7 funky facts about the penis and testicles

Kinderling News & Features

Motherhood is an education, right?

If you’ve been blessed with a little prince, but are completely clueless when it comes to the ins and outs of male genitalia, then you might want to take note of these little-known quirky facts.

1. Looks like a package

Tell your hubby to settle down, because it’s very common for male newborns to have extra large balls compared to the size of their penis or the rest of the body. It’s actually swelling caused by the extra fluid which occurs when the testicles descend from the abdomen and into the scrotum (around the time of birth). After a few months, the swelling goes down and their ‘package’ looks more in proportion.

2. Wakey wakey

Baby boys can begin having erections as early as in the womb! So don’t be shocked if you see the little chap standing to attention at any point when you’re giving your bub a bath or changing their nappy. It’s completely normal, not at all sexual and often caused by things such as their bladder being full or air touching their privates. It’s actually a really good sign that everything down there is working the way it should.

3. More than one ...

Boys can be born with not one, but two penises. Called diphallus, it’s a pretty rare condition affecting only one in every five to six million males, and is often accompanied by other genital abnormalities. It’s also unlikely that both penises would be functional and surgery is generally required.

4. Little is fixable

If your newborn’s penis is less than 1.9cm when stretched then it’s considered abnormal and is most likely a micropenis (caused by a hormonal issue). Other causes of an ‘inconspicuous penis’ (yes that’s the real term) are a webbed, trapped or concealed penis – which can be a result of excess scrotum skin or the pubic fat pad burying or trapping the penis. All fixable with treatment or surgery – phew. 

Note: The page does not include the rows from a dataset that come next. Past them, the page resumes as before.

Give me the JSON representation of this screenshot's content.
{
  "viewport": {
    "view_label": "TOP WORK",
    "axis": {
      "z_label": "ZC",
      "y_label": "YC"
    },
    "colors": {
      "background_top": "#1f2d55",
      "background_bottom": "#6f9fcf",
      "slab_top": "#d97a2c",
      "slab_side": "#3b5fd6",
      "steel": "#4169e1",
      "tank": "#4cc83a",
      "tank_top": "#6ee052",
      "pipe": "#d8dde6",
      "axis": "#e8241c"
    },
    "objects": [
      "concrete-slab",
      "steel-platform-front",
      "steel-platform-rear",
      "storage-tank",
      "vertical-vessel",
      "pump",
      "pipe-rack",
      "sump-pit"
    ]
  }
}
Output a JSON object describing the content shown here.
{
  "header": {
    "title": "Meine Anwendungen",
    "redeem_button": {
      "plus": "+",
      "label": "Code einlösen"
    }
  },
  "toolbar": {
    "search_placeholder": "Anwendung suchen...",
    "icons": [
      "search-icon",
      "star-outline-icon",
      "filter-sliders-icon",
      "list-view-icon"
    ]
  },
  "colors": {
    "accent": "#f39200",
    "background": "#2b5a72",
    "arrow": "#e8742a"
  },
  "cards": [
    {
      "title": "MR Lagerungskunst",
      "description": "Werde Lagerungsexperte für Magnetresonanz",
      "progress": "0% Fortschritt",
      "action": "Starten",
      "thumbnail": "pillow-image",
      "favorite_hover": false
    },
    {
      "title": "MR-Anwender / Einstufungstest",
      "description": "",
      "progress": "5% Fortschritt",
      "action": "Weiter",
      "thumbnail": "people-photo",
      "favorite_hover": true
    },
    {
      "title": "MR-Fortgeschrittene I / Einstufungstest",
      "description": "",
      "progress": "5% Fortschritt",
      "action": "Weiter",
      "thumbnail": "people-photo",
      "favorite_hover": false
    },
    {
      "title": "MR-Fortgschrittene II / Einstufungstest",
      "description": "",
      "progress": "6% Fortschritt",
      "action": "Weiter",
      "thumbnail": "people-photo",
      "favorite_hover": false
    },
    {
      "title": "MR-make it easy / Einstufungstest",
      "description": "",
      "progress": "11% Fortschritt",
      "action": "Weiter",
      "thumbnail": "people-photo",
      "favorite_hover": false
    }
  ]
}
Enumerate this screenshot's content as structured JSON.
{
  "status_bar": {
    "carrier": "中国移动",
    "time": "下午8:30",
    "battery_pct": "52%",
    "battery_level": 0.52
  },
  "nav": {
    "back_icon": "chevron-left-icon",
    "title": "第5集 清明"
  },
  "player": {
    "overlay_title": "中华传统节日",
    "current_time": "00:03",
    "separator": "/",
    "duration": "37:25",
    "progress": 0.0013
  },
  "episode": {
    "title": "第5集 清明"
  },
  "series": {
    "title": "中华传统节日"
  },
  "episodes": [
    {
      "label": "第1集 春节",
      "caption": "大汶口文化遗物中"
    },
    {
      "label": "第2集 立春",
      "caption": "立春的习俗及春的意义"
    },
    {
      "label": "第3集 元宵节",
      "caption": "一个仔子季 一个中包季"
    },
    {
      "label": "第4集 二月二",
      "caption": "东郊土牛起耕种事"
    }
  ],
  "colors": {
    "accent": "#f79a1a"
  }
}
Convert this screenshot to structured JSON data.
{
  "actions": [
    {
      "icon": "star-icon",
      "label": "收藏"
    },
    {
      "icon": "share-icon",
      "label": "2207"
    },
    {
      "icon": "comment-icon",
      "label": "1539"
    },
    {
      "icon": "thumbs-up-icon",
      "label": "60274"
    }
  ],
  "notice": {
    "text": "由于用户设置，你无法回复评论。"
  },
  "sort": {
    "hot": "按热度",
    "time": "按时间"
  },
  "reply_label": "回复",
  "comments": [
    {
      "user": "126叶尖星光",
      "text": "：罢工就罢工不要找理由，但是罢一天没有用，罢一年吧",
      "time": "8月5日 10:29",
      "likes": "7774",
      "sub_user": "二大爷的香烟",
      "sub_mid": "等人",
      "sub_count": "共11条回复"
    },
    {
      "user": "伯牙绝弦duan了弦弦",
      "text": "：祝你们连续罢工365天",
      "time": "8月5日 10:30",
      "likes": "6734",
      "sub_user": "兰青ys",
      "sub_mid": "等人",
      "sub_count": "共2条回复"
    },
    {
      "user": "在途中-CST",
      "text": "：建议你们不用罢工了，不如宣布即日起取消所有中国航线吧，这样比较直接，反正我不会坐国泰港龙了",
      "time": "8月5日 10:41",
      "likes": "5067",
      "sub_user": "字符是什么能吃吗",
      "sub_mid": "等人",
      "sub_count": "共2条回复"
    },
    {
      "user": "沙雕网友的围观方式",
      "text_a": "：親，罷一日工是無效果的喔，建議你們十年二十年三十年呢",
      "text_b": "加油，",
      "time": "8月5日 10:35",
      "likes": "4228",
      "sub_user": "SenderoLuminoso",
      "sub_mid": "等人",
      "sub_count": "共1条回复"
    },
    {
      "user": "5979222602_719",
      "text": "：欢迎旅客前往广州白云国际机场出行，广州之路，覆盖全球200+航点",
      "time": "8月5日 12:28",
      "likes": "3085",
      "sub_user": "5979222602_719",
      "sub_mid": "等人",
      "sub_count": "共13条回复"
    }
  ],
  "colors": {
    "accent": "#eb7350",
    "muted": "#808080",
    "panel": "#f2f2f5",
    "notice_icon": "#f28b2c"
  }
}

5. Puppetry of the Penis for kids

Yep, there’s an actual thing called penile gymnastics. Kind of like Puppetry of the Penis for kids, a doctor might encourage this with your uncircumcised toddler or preschooler if their foreskin is causing them pain or discomfort because it hasn’t yet detached from the head of their penis (which usually happens by around the age of two). Basically, they just have to try and push their penis up and down a few times each day to loosen the foreskin. However, if it gets stuck (and can’t be rolled back up) this is a medical emergency and you need to get them to a doctor stat.

6. No sperm (yet)

Boys don’t produce proper sperm cells until they reach puberty (around the age of 11). So even if your little man is having frequent erections or even touching himself, thankfully this will not lead to ejaculation as there is no sperm inside the testicles yet. This is also why their scrotum isn’t generally as sensitive as an adult male (i.e. a hit to the genitals with a rogue tennis ball won’t necessarily take them down, yet). However, care should still be taken in that area at all times.

7. You can break it

Technically a penis break is called a penile fracture because there is no actual bone in the organ. And although you might think it’s only adults who can get them (from intercourse or falling out of bed with an erection), they can also occur in toddlers. According to a UK study, the most common reason for penile fractures in boys aged two to four was recently toilet-trained little fellas crushing their penises with heavy toilet seats and lids. Ouch!

If you are at all concerned about your son’s genitalia, please speak with a doctor.

This post originally appeared on Babyology.